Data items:
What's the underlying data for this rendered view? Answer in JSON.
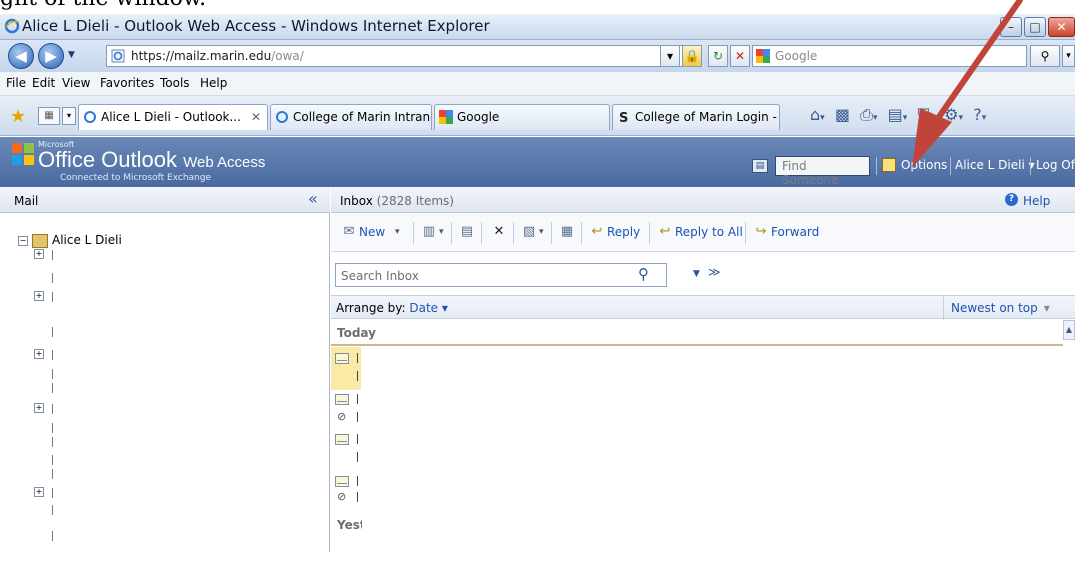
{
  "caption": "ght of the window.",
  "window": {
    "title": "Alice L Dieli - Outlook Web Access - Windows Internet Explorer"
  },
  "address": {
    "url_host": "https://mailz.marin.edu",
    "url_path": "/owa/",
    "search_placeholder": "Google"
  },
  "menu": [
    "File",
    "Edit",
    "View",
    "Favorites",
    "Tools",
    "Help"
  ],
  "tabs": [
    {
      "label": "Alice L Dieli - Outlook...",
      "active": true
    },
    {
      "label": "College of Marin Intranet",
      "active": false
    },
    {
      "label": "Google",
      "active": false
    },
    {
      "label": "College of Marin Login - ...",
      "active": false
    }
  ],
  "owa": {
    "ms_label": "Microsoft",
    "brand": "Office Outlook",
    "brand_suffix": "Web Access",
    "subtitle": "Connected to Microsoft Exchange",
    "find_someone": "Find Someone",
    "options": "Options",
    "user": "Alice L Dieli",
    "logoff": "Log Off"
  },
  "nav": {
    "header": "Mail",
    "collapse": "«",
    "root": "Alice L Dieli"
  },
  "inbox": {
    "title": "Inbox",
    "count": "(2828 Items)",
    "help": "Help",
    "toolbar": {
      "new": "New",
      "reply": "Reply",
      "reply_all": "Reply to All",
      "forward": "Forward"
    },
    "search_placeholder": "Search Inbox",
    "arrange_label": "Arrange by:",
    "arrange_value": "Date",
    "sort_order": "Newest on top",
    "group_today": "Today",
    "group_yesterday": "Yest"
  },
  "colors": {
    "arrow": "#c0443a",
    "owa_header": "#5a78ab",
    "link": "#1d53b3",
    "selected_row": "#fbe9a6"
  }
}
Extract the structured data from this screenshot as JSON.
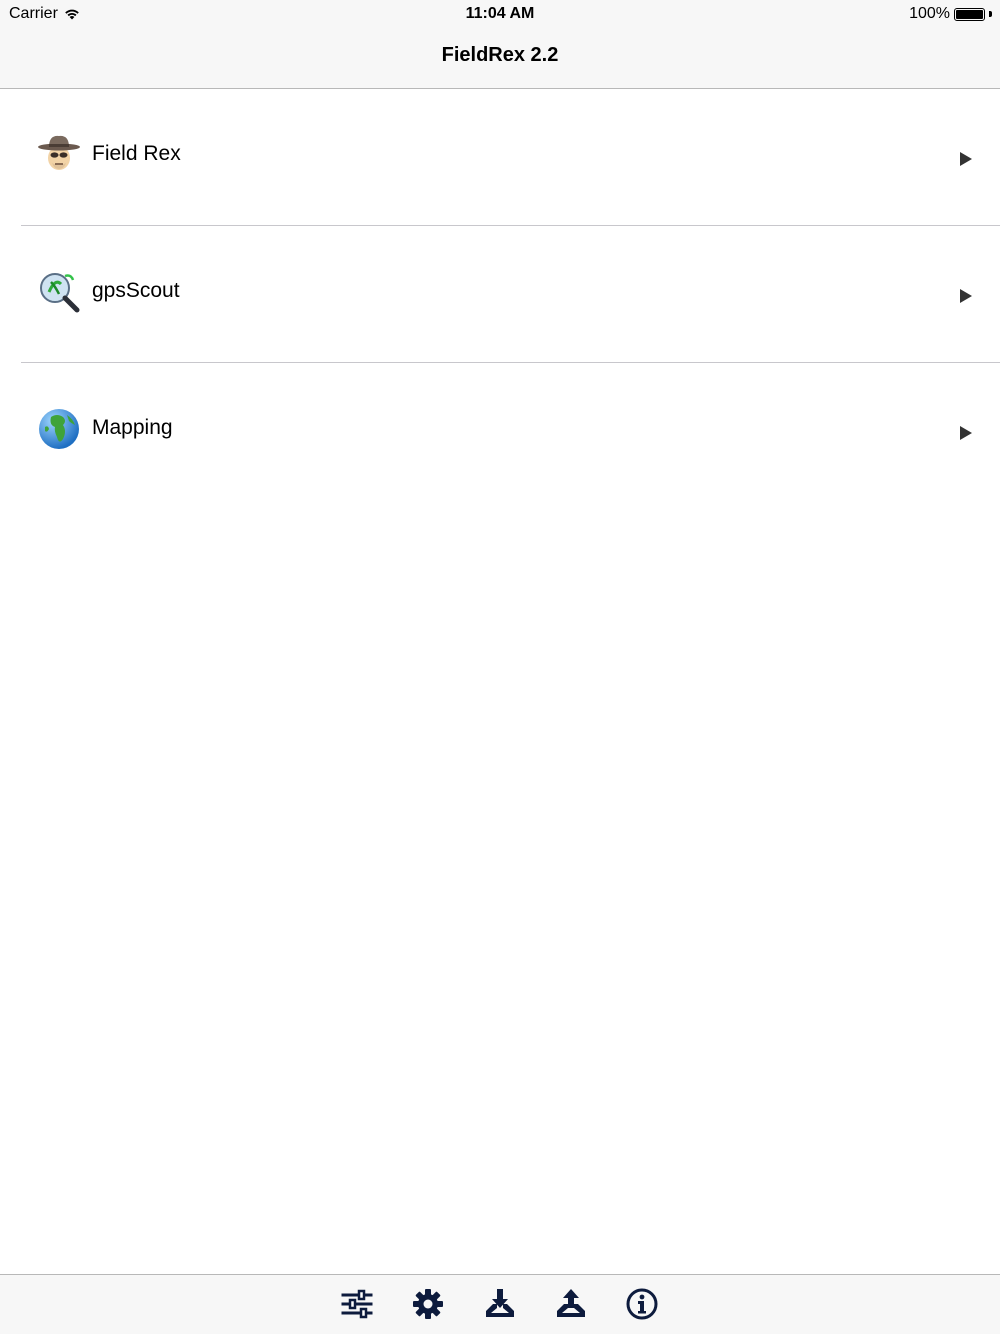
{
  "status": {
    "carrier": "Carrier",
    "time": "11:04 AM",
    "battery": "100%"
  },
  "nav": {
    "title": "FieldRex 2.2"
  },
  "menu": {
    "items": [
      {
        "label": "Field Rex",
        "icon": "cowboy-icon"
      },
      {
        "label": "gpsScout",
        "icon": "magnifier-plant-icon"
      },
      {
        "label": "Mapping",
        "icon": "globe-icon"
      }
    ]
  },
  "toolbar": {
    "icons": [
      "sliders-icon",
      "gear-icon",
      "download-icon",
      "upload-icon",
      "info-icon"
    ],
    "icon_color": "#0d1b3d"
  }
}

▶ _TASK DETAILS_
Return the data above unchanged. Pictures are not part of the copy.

▶ _TASK OUTPUT_
What's the underlying data for this rendered view? Answer in JSON.
{
  "caption": "ght of the window.",
  "window": {
    "title": "Alice L Dieli - Outlook Web Access - Windows Internet Explorer"
  },
  "address": {
    "url_host": "https://mailz.marin.edu",
    "url_path": "/owa/",
    "search_placeholder": "Google"
  },
  "menu": [
    "File",
    "Edit",
    "View",
    "Favorites",
    "Tools",
    "Help"
  ],
  "tabs": [
    {
      "label": "Alice L Dieli - Outlook...",
      "active": true
    },
    {
      "label": "College of Marin Intranet",
      "active": false
    },
    {
      "label": "Google",
      "active": false
    },
    {
      "label": "College of Marin Login - ...",
      "active": false
    }
  ],
  "owa": {
    "ms_label": "Microsoft",
    "brand": "Office Outlook",
    "brand_suffix": "Web Access",
    "subtitle": "Connected to Microsoft Exchange",
    "find_someone": "Find Someone",
    "options": "Options",
    "user": "Alice L Dieli",
    "logoff": "Log Off"
  },
  "nav": {
    "header": "Mail",
    "collapse": "«",
    "root": "Alice L Dieli"
  },
  "inbox": {
    "title": "Inbox",
    "count": "(2828 Items)",
    "help": "Help",
    "toolbar": {
      "new": "New",
      "reply": "Reply",
      "reply_all": "Reply to All",
      "forward": "Forward"
    },
    "search_placeholder": "Search Inbox",
    "arrange_label": "Arrange by:",
    "arrange_value": "Date",
    "sort_order": "Newest on top",
    "group_today": "Today",
    "group_yesterday": "Yest"
  },
  "colors": {
    "arrow": "#c0443a",
    "owa_header": "#5a78ab",
    "link": "#1d53b3",
    "selected_row": "#fbe9a6"
  }
}
Extract the structured data from this screenshot as JSON.
{
  "status": {
    "carrier": "Carrier",
    "time": "11:04 AM",
    "battery": "100%"
  },
  "nav": {
    "title": "FieldRex 2.2"
  },
  "menu": {
    "items": [
      {
        "label": "Field Rex",
        "icon": "cowboy-icon"
      },
      {
        "label": "gpsScout",
        "icon": "magnifier-plant-icon"
      },
      {
        "label": "Mapping",
        "icon": "globe-icon"
      }
    ]
  },
  "toolbar": {
    "icons": [
      "sliders-icon",
      "gear-icon",
      "download-icon",
      "upload-icon",
      "info-icon"
    ],
    "icon_color": "#0d1b3d"
  }
}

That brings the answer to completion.